We can’t help it. We’ve been trained that way. We attended first grade, then second grade, then… you get the idea.
In fact, the first big disruption most of us faced in our lives was when we graduated from school. Now what?
We knew whatever step we took would not look like the ones that preceded it. And that can create a crisis of confidence. (Some of us dealt with that crisis by kicking the can farther down the road when we returned to graduate school).
You see, it’s more comfortable to keep doing what we’ve done. Disrupting ourselves is—ahem, well—disruptive. Yet, if we want to bring our best game, we’ll do exactly that. As Jonathan Fields put it, “The enemy of creation is not uncertainty, it’s inertia.”
Don’t fly on autopilot. Don’t let your leadership be driven by inertia. Instead, start thinking and leading in nonlinear ways so that you and your organization don’t miss the opportunity to create an exciting future.
Here are five practices of a non-linear leader:
- They’re inquisitive. Nonlinear leaders ask questions, rather than assume the answers because of their title or experience. They don’t need to be the smartest person in the room. In fact, they prefer when they’re not, because they know they need to listen to and learn from a plurality of voices in order to move forward with the best information possible.
- They’re reflective. Linear leaders repeat the patterns of yesterday, not stopping to think why they worked, just that they did. In contrast, non-linear leaders intentionally set aside time to evaluate rather than react to circumstances. They know how to think slowly and discern whether a prior action will still serve them before charging ahead.
- They’re experimental. Traditional, linear leaders are often scared of failure. And in a world that heartily rewards success and skewers the not-so-successful, you can hardly blame them. But non-linear leaders don’t let the fear of failure keep them from trying something new. They think in terms of hypotheses and tests. Failure does not bother them; it instructs their next experiment.

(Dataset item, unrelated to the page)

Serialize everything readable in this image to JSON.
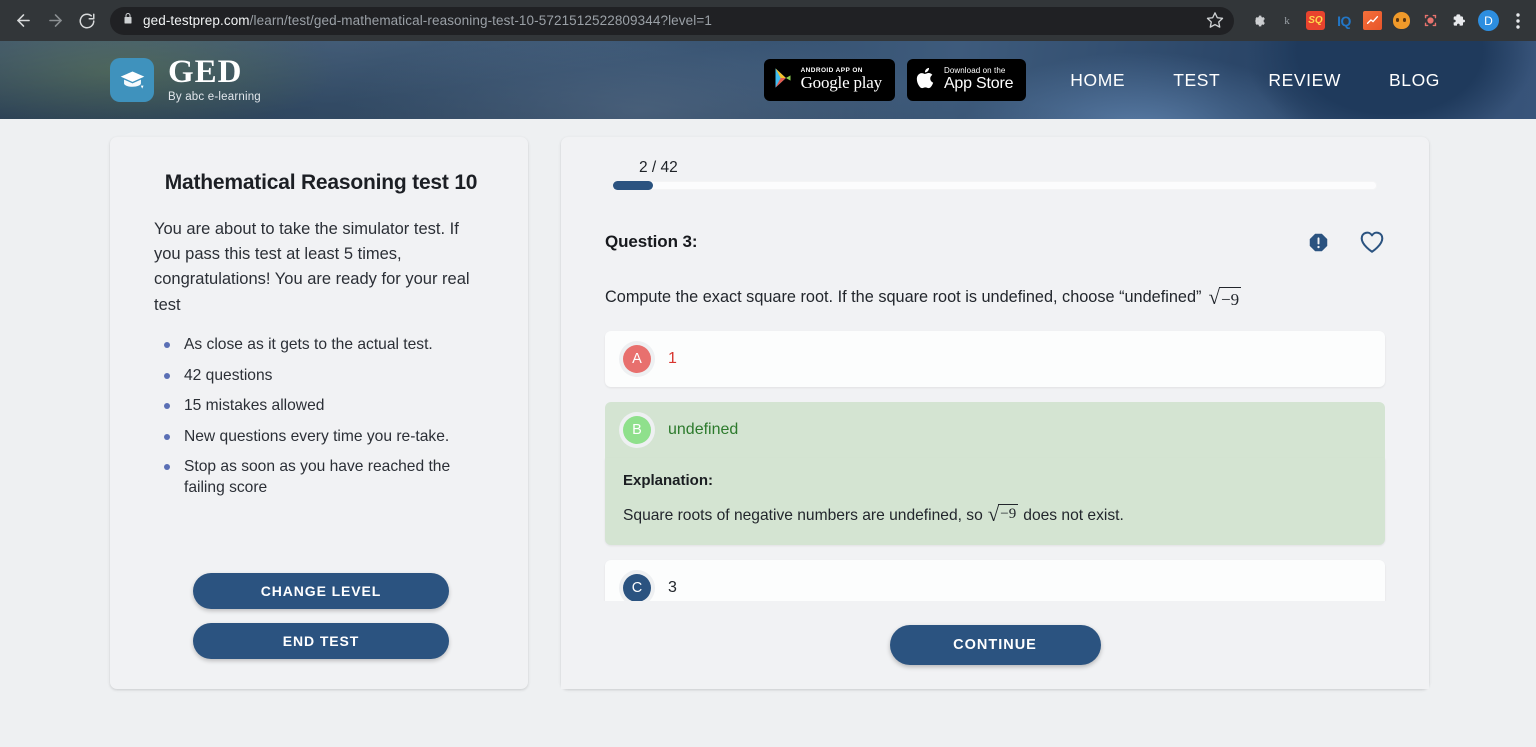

- They’re resilient. Non-linear leaders know nothing worthwhile is built overnight. They don’t expect success right out of the gate, and they’re willing to try new things until they find what does work, bouncing back from their mis-steps and pressing on toward the goal.
- They’re action-oriented. All too often, linear leaders get stuck doing the same thing that worked before rather than disrupting their business or their industry with a new idea. In business, staying static teaches you very little. Non-linear leaders have a bias toward action. They know they not only ought to, but need to change, because change teaches them about their business and the future.
Linear leaders are on autopilot. They move on to the next thing without questioning if the next thing is the right thing. They don’t see the future as an array of options, just an extension of the past. But not for a non-linear leader like you. For you, the future is not just an extension of the past. It’s the foundation from which a range of attractive options can take you much farther than before.
Comment below: What keeps you to keep from falling into patterns in your own leadership?